Paper | Code | Video

Mining point cloud local structures by kernel correlation and graph pooling

Yiru Shen*, Chen Feng*, Yaoqing Yang, Dong Tian

CVPR 2018

Summary: Existing ML models on point clouds do not take full advantage of a point’s local neighborhood that contains fine-grained structural information. In this paper, we present novel operations to exploit local structures in a point cloud.

Paper | Code

Coded distributed computing for inverse problems

Yaoqing Yang, Pulkit Grover, Soummya Kar

NeurIPS 2017

Summary: In this paper, we utilize the emerging idea of "coded computation" to design a novel technique for solving linear inverse problems under specific iterative methods in a parallelized implementation affected by stragglers. The applications studied in this paper include personalized PageRank and sampling on graphs.

Paper | Arxiv Version

Computing linear transformations with unreliable components

Yaoqing Yang, Pulkit Grover, Soummya Kar

Transactions on Information Theory 2017

Summary: The work provides the first coding strategies that provably require fewer gates in scaling sense than replication for computing finite-field linear transforms with all computational nodes being error-prone. The main insight is that allowing all nodes to be error-prone necessitates repeated error suppression through the embedding of decoders inside the computation, resulting in a "coded computation" setup.

Full paper | Code

Rate distortion for lossy in-network linear function computation and consensus: Distortion accumulation and sequential reverse water-filling

Yaoqing Yang, Pulkit Grover, Soummya Kar

Transactions on Information Theory 2017

Summary: The work provides fundamental limits as well as achievable strategies on "distortion accumulation" in distributed linear computing problems. By successfully characterizing the overall distortion-rate function with accumulated distortion in a high-rate regime, we tighten earlier cut-set bounds by a factor that can be arbitrarily large even in simple line networks.

Full paper

Talks and seminars

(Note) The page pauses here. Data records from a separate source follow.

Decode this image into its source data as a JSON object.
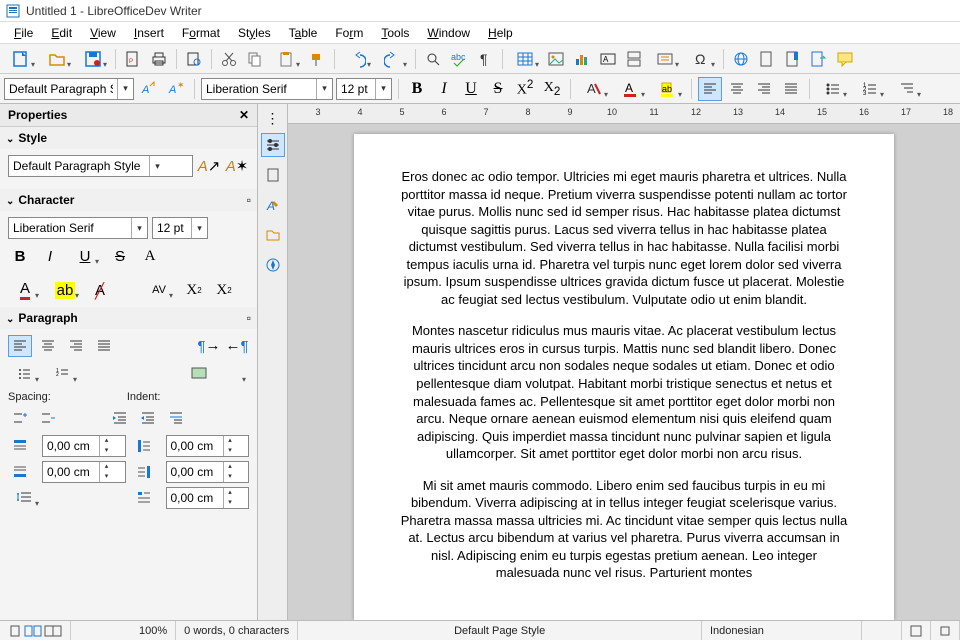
{
  "window": {
    "title": "Untitled 1 - LibreOfficeDev Writer"
  },
  "menu": {
    "file": "File",
    "edit": "Edit",
    "view": "View",
    "insert": "Insert",
    "format": "Format",
    "styles": "Styles",
    "table": "Table",
    "form": "Form",
    "tools": "Tools",
    "window": "Window",
    "help": "Help"
  },
  "fmt": {
    "para_style": "Default Paragraph Style",
    "font_name": "Liberation Serif",
    "font_size": "12 pt"
  },
  "sidebar": {
    "title": "Properties",
    "style": {
      "label": "Style",
      "value": "Default Paragraph Style"
    },
    "character": {
      "label": "Character",
      "font": "Liberation Serif",
      "size": "12 pt"
    },
    "paragraph": {
      "label": "Paragraph",
      "spacing_label": "Spacing:",
      "indent_label": "Indent:",
      "space_above": "0,00 cm",
      "space_below": "0,00 cm",
      "indent_left": "0,00 cm",
      "indent_right": "0,00 cm",
      "indent_first": "0,00 cm"
    }
  },
  "ruler": {
    "ticks": [
      "3",
      "4",
      "5",
      "6",
      "7",
      "8",
      "9",
      "10",
      "11",
      "12",
      "13",
      "14",
      "15",
      "16",
      "17",
      "18"
    ]
  },
  "document": {
    "p1": "Eros donec ac odio tempor. Ultricies mi eget mauris pharetra et ultrices. Nulla porttitor massa id neque. Pretium viverra suspendisse potenti nullam ac tortor vitae purus. Mollis nunc sed id semper risus. Hac habitasse platea dictumst quisque sagittis purus. Lacus sed viverra tellus in hac habitasse platea dictumst vestibulum. Sed viverra tellus in hac habitasse. Nulla facilisi morbi tempus iaculis urna id. Pharetra vel turpis nunc eget lorem dolor sed viverra ipsum. Ipsum suspendisse ultrices gravida dictum fusce ut placerat. Molestie ac feugiat sed lectus vestibulum. Vulputate odio ut enim blandit.",
    "p2": "Montes nascetur ridiculus mus mauris vitae. Ac placerat vestibulum lectus mauris ultrices eros in cursus turpis. Mattis nunc sed blandit libero. Donec ultrices tincidunt arcu non sodales neque sodales ut etiam. Donec et odio pellentesque diam volutpat. Habitant morbi tristique senectus et netus et malesuada fames ac. Pellentesque sit amet porttitor eget dolor morbi non arcu. Neque ornare aenean euismod elementum nisi quis eleifend quam adipiscing. Quis imperdiet massa tincidunt nunc pulvinar sapien et ligula ullamcorper. Sit amet porttitor eget dolor morbi non arcu risus.",
    "p3": "Mi sit amet mauris commodo. Libero enim sed faucibus turpis in eu mi bibendum. Viverra adipiscing at in tellus integer feugiat scelerisque varius. Pharetra massa massa ultricies mi. Ac tincidunt vitae semper quis lectus nulla at. Lectus arcu bibendum at varius vel pharetra. Purus viverra accumsan in nisl. Adipiscing enim eu turpis egestas pretium aenean. Leo integer malesuada nunc vel risus. Parturient montes"
  },
  "status": {
    "zoom": "100%",
    "words": "0 words, 0 characters",
    "pagestyle": "Default Page Style",
    "lang": "Indonesian"
  }
}
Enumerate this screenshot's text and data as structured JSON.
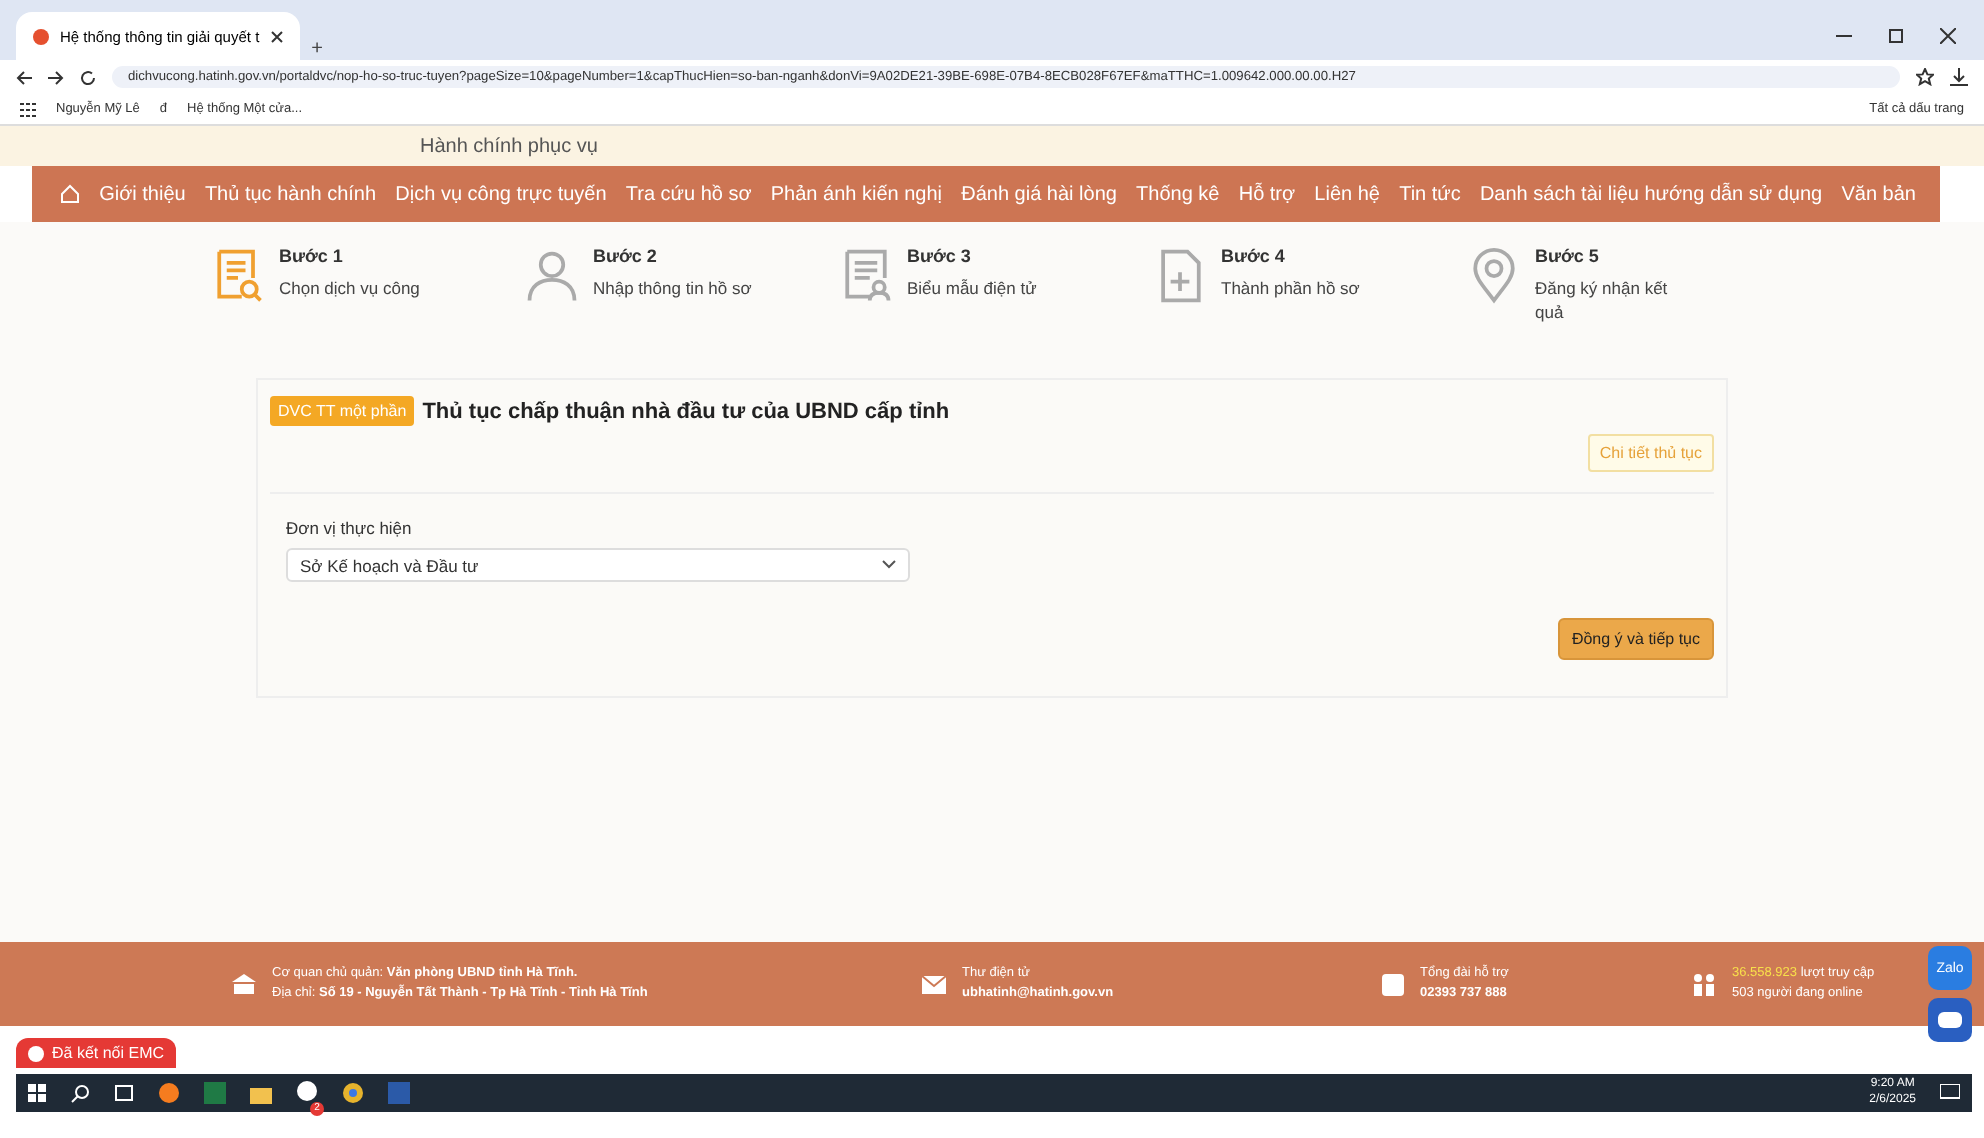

Taxonomizing local versus global structure in neural network loss landscapes, ICSI C3PI Seminar, International Computer Science Institute, Oct 13, 2021.

Boundary thickness and robustness in learning models, Utah Data Science Club Seminar, University of Utah, Mar 12, 2021.

Boundary thickness and robustness in learning models, ECE Energy and Information Systems Seminar, Carnegie Mellon University, Oct 21, 2020.

Systematic study of neural network robustness against adversarial attacks, BDD Workshop, UC Berkeley, May 15, 2020.

Rethinking adversarial examples and non-robust features, RISE Lab Winter Retreat, Jan 17, 2020.

Coding methods for elastic and iterative computing, RISE Lab seminar, Mar 12, 2019

Coded elastic computing: theoretical framework, and experimental results on Apache REEF, ITA Workshop's Graduation Day Talk, UC San Diego, Feb 13, 2019.

FoldingNet point cloud auto-encoder, GAMES: Graphics And Mixed Environment Seminar, Jan 31, 2019.

Coding for speeding up distributed computing, ITA Workshop's Graduation Day Poster Presentation, UC San Diego, Feb 13, 2018.